Oklahoma City Thunder superstar Russell Westbrook has been the topic of much conversation during these NBA playoffs, and for the most part, it hasn’t been regarding his play.
The issue? Westbrook’s responses — or, non-responses — to questions asked by The Oklahoman’s Berry Tramel during his postgame media availability sessions.
Westbrook has been stonewalling Tramel for quite some time (Tramel wrote an article about it earlier this month, saying Westbrook wants “control” and that his issue is “with media in general”), but the national spotlight is shining much brighter now that it’s the postseason and players are asked questions in a press conference setting, which is often broadcast live.
Westbrook slightly altered his “next question” approach following his team’s Game 4 loss Sunday to go down 3-1 in their first-round series with Portland, but his message remained the same.
The league hasn’t issued a fine or discipline to Westbrook, as he’s still performing his media obligations by showing up, not using inappropriate language or criticizing officials, and so on. But the optics, as many members of the NBA community see it, aren’t good.
“I just feel that we have to be very careful as a league,” Golden State Warriors coach Steve Kerr said, per The Athletic. “We’re in a good place right now. Very popular. Fans love the game, the social dynamic, the fashion. But more than anything they love the connection they feel to the players. I think it’s important for the players to understand that it’s a key dynamic to this league. I don’t think this is a healthy dynamic, for this league, for any player, any team, any local media, any national media.

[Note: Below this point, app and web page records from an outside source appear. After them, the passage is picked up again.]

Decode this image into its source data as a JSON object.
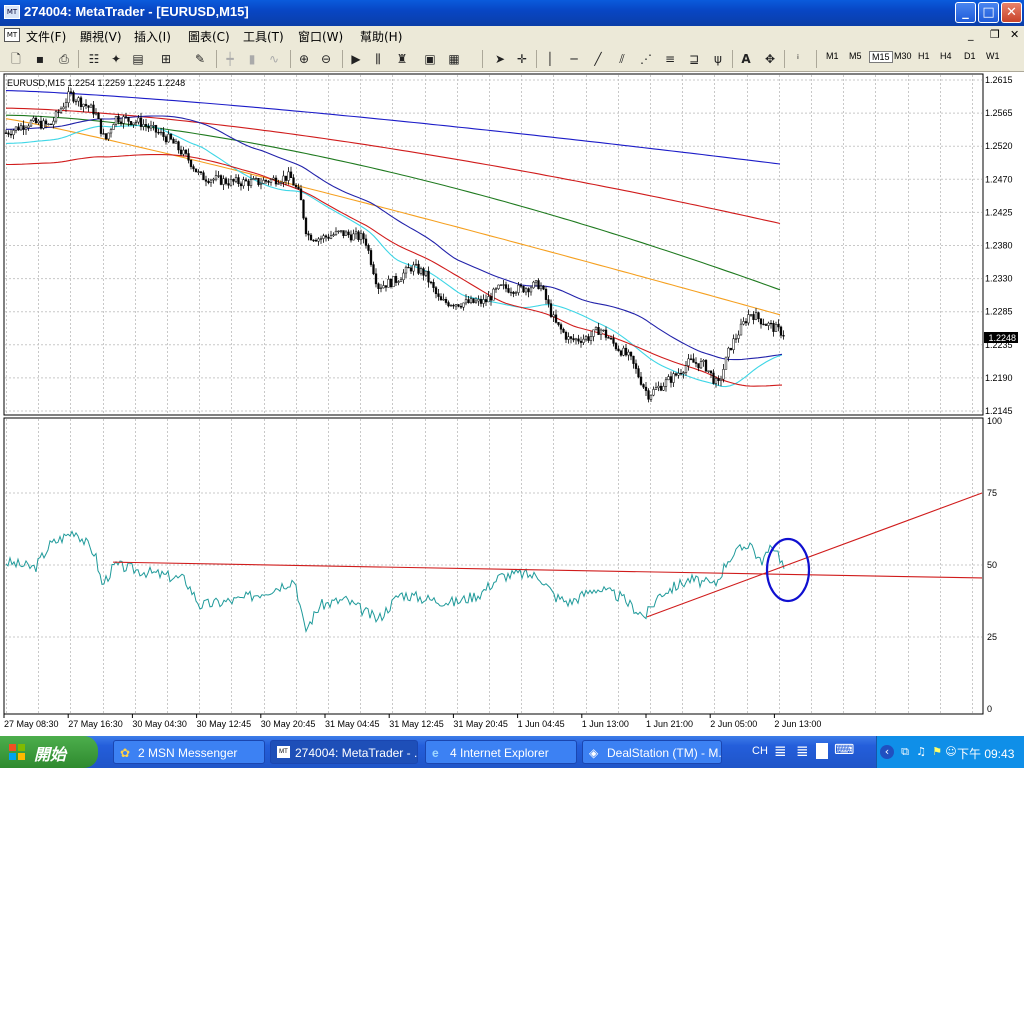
{
  "window": {
    "title": "274004: MetaTrader - [EURUSD,M15]",
    "icon_text": "MT"
  },
  "menu": {
    "items": [
      "文件(F)",
      "顯視(V)",
      "插入(I)",
      "圖表(C)",
      "工具(T)",
      "窗口(W)",
      "幫助(H)"
    ]
  },
  "toolbar": {
    "timeframes": [
      "M1",
      "M5",
      "M15",
      "M30",
      "H1",
      "H4",
      "D1",
      "W1"
    ],
    "active_timeframe": "M15"
  },
  "chart_data": [
    {
      "type": "candlestick",
      "title": "EURUSD,M15  1.2254 1.2259 1.2245 1.2248",
      "current_price_label": "1.2248",
      "y_ticks": [
        "1.2615",
        "1.2565",
        "1.2520",
        "1.2470",
        "1.2425",
        "1.2380",
        "1.2330",
        "1.2285",
        "1.2235",
        "1.2190",
        "1.2145"
      ],
      "ylim": [
        1.2145,
        1.2615
      ],
      "grid": true,
      "moving_averages_end_values": {
        "blue_long": 1.2495,
        "red_long": 1.241,
        "green": 1.2315,
        "orange": 1.228,
        "navy_short": 1.2236,
        "cyan": 1.2228,
        "red_short": 1.216
      },
      "colors": {
        "candles": "#000000",
        "ma_blue_long": "#1c1cc8",
        "ma_red_long": "#d01c1c",
        "ma_green": "#1f7a1f",
        "ma_orange": "#f5a020",
        "ma_navy": "#2222aa",
        "ma_cyan": "#3ed6e6",
        "ma_red_short": "#d01c1c"
      }
    },
    {
      "type": "line",
      "y_ticks": [
        "100",
        "75",
        "50",
        "25",
        "0"
      ],
      "ylim": [
        0,
        100
      ],
      "grid": true,
      "trendlines": [
        {
          "desc": "horizontal",
          "from": [
            51,
            "27 May 16:30"
          ],
          "to": [
            46,
            "2 Jun 13:00+"
          ]
        },
        {
          "desc": "rising",
          "from": [
            32,
            "1 Jun 21:00"
          ],
          "to": [
            75,
            "end"
          ]
        }
      ],
      "highlight_ellipse": "around 2 Jun 13:00 near 50",
      "colors": {
        "oscillator": "#1f9a9a",
        "trendline": "#d01c1c",
        "ellipse": "#1010d0"
      }
    }
  ],
  "x_axis_labels": [
    "27 May 08:30",
    "27 May 16:30",
    "30 May 04:30",
    "30 May 12:45",
    "30 May 20:45",
    "31 May 04:45",
    "31 May 12:45",
    "31 May 20:45",
    "1 Jun 04:45",
    "1 Jun 13:00",
    "1 Jun 21:00",
    "2 Jun 05:00",
    "2 Jun 13:00"
  ],
  "taskbar": {
    "start_label": "開始",
    "tasks": [
      {
        "label": "2 MSN Messenger"
      },
      {
        "label": "274004: MetaTrader - ..."
      },
      {
        "label": "4 Internet Explorer"
      },
      {
        "label": "DealStation (TM) - M..."
      }
    ],
    "lang": "CH",
    "clock": "下午 09:43"
  }
}
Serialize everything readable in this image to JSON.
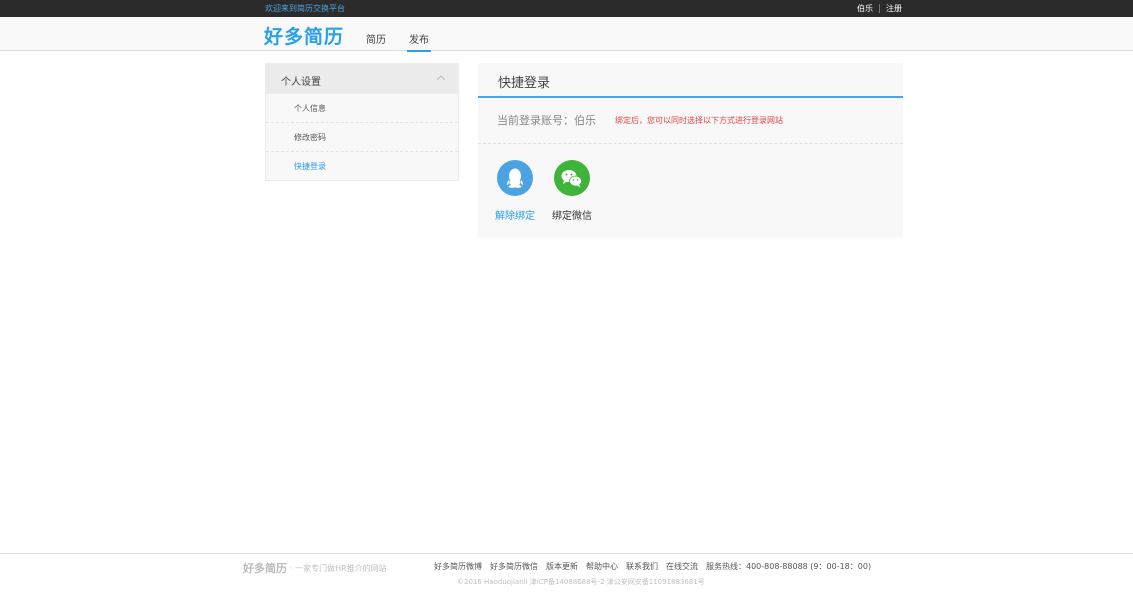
{
  "topbar": {
    "welcome": "欢迎来到简历交换平台",
    "user": "伯乐",
    "register": "注册"
  },
  "header": {
    "logo": "好多简历",
    "nav": [
      "简历",
      "发布"
    ],
    "active_nav": "发布"
  },
  "sidebar": {
    "title": "个人设置",
    "items": [
      {
        "label": "个人信息"
      },
      {
        "label": "修改密码"
      },
      {
        "label": "快捷登录"
      }
    ],
    "active_item": "快捷登录"
  },
  "panel": {
    "title": "快捷登录",
    "account_label": "当前登录账号：伯乐",
    "tip": "绑定后，您可以同时选择以下方式进行登录网站",
    "bindings": [
      {
        "icon": "qq-icon",
        "label": "解除绑定",
        "color": "#4ba3e4"
      },
      {
        "icon": "wechat-icon",
        "label": "绑定微信",
        "color": "#3eb53a"
      }
    ]
  },
  "footer": {
    "logo": "好多简历",
    "slogan": "· 一家专门做HR推介的网站",
    "links": [
      "好多简历微博",
      "好多简历微信",
      "版本更新",
      "帮助中心",
      "联系我们",
      "在线交流",
      "服务热线：400-808-88088 (9：00-18：00)"
    ],
    "copyright": "©2016 Haoduojianli 津ICP备14088688号-2 津公安网安备11091883681号"
  },
  "colors": {
    "accent": "#2aa0e8",
    "topbar_bg": "#2b2b2b",
    "tip_red": "#e64545",
    "qq_blue": "#4ba3e4",
    "wechat_green": "#3eb53a"
  }
}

“It’s all part of the business,” Kerr said. “You’ve got to feed information to the fans. You don’t have to give a great answer, but it’s dangerous when you go down that path of no communication because one of the reasons people like the league right now is we have a lot of great players, really good guys who handle themselves well. So don’t kill that. You’ve got to keep that going. That’s a big part of the business.”
The NBA on TNT crew — ex-players Shaquille O’Neal, Charles Barkley, Kenny Smith and sportscaster Ernie Johnson — also weighed in on the topic during a segment on Sunday.
“First of all, that’s unprofessional,” Barkley said. “Part of our job is to talk to the press. We don’t make $30-40 million just to play basketball. People are gonna interrupt you when you have dinner. You have to sign autographs. You have to take pictures. Some of the other stuff is talking to the press. Russ has got to do better. Russ is a great dude. And just because a reporter says something bad about you, you don’t get the right to just say ‘next question.’ “
Smith then shared a personal account of a similar situation during his playing days with the Houston Rockets.
“There was a reporter, Fran Blinebury, and he had wrote an article, and I didn’t appreciate the article,” Smith said. “So I decided I wouldn’t talk to him. I said, ‘I didn’t appreciate the article.’ Maybe six months into it, I would not talk to this guy, and then I realized I was wrong. I did realize I was wrong, in this sense: It’s his job to write his opinion. Because I don’t agree with his opinion doesn’t mean I don’t have the right to talk to him. I can then express my opinion, and then I can have it out.”
O’Neal took a different stance.
“I’m gonna disagree with both of y’all, because I was Russell Westbrook — sensitive, and if I don’t want to talk to you, I don’t have to talk to you,” O’Neal said. “Our job is to talk to the media. I don’t have to talk to one particular guy. Media is media members like four or five. … A lot of guys (in the media) try to get personal and try to be cute and try to get their followers … so if you’re sticking to the facts, ‘Hack-a-Shaq, he can’t shoot,’ I ain’t got no problem. But once you try to get personal and start doing that, man to man, I don’t have to talk to you as a man if I don’t want to talk to you.”
Westbrook and the Thunder head back to Portland for Game 5 on Tuesday, and a loss would mark Oklahoma City’s third consecutive first-round playoff exit.